- Job titles for the new graduates: Farm apprentice at Little Cranberry Island Produce, company artist at the Louisville (Ky.) Ballet Theater, appeals bureau paralegal for the Manhattan District Attorney, NIH pre-doctoral fellow for Massachusetts General Hospital, mathematics teacher and hockey coach for Northwood School, forensic ads analyst for Facebook, professional soccer player, investment banking analyst for Credit Suisse, software developer for B-Stock Solutions, emergency department scribe for ScribeAmerica, epic movement intern for Campus Crusade for Christ and dean’s fellow for Yale-NUS College in Singapore, among many other positions at various businesses, nonprofits, charitable organizations and graduate school programs.
- Amount raised for the Class of 2013’s parting gift to the college, a donation to the Annual Fund: $8,958. As of May 23, an amazing 80 percent of the class has contributed to the gift so far, but if 90 percent of the group participates, an anonymous alumnus will add $10,000 to that total.
- Meals served on campus during Commencement weekend: An estimated 6,000. The spread for all of the activities includes 1,800 assorted sandwiches, 300 pounds of potato salad, 10,000 assorted desserts, 3,600 grilled chicken breasts, 1,500 pounds of assorted salads and 100 gallons of coffee.

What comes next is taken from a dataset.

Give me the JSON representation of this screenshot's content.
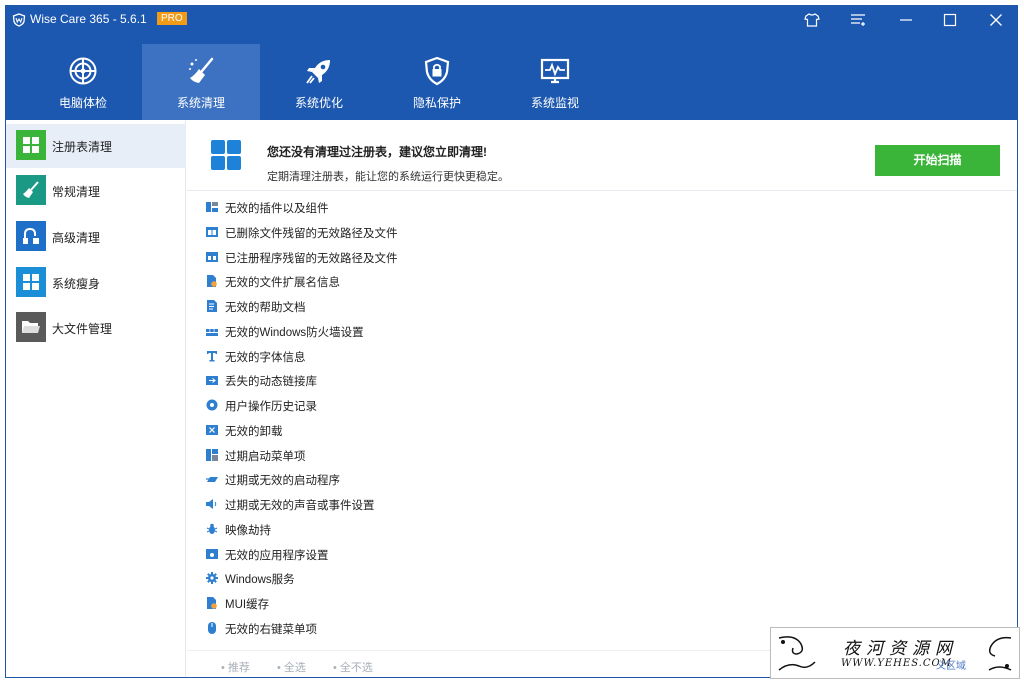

- Seats for graduation spectators: 5,000 on the Main Quad. That’s in addition to eight tents across campus; 1,600 chairs in the Commencement rain location, LeFrak Gymnasium; 1,800 chairs in Coolidge Cage, a rain viewing location; and 1,500 chairs and 300 tables that Amherst’s buildings and grounds crew arranges in front of Valentine Dining Hall for meals.
- Conway Canes awarded during the weekend: 486. After being given his or her diploma, each graduate receives a cane. This is an Amherst tradition dating back to the 1800s that was revived and reshaped by the Class of 2003. A gift from the Fund for Conway Canes, endowed by Brian J. Conway ’80 and Kevin J. Conway ’80, the Conway Canes are, according to Amherst lore, meant to serve as a visual metaphor for a college education: They support graduates throughout their lives after they leave the college’s hallowed halls. The Conway Canes the seniors will receive on May 26 each feature a small plaque with the class year, copied from an 1800s-era Glee Club program from Amherst’s archives. But the seniors aren’t the only ones walking away with canes: this year’s eight honorary degree recipients, two winners of the college’s Medal for Eminent Service, one honorary marshal of the ceremonies, three Phebe and Zephaniah Swift Moore Teaching Award winners and eight honorary members of the Class of 2013, among others, also receive them.
- Graduates, friends and family members spending the weekend in the Town of Amherst: Approximately 5,000.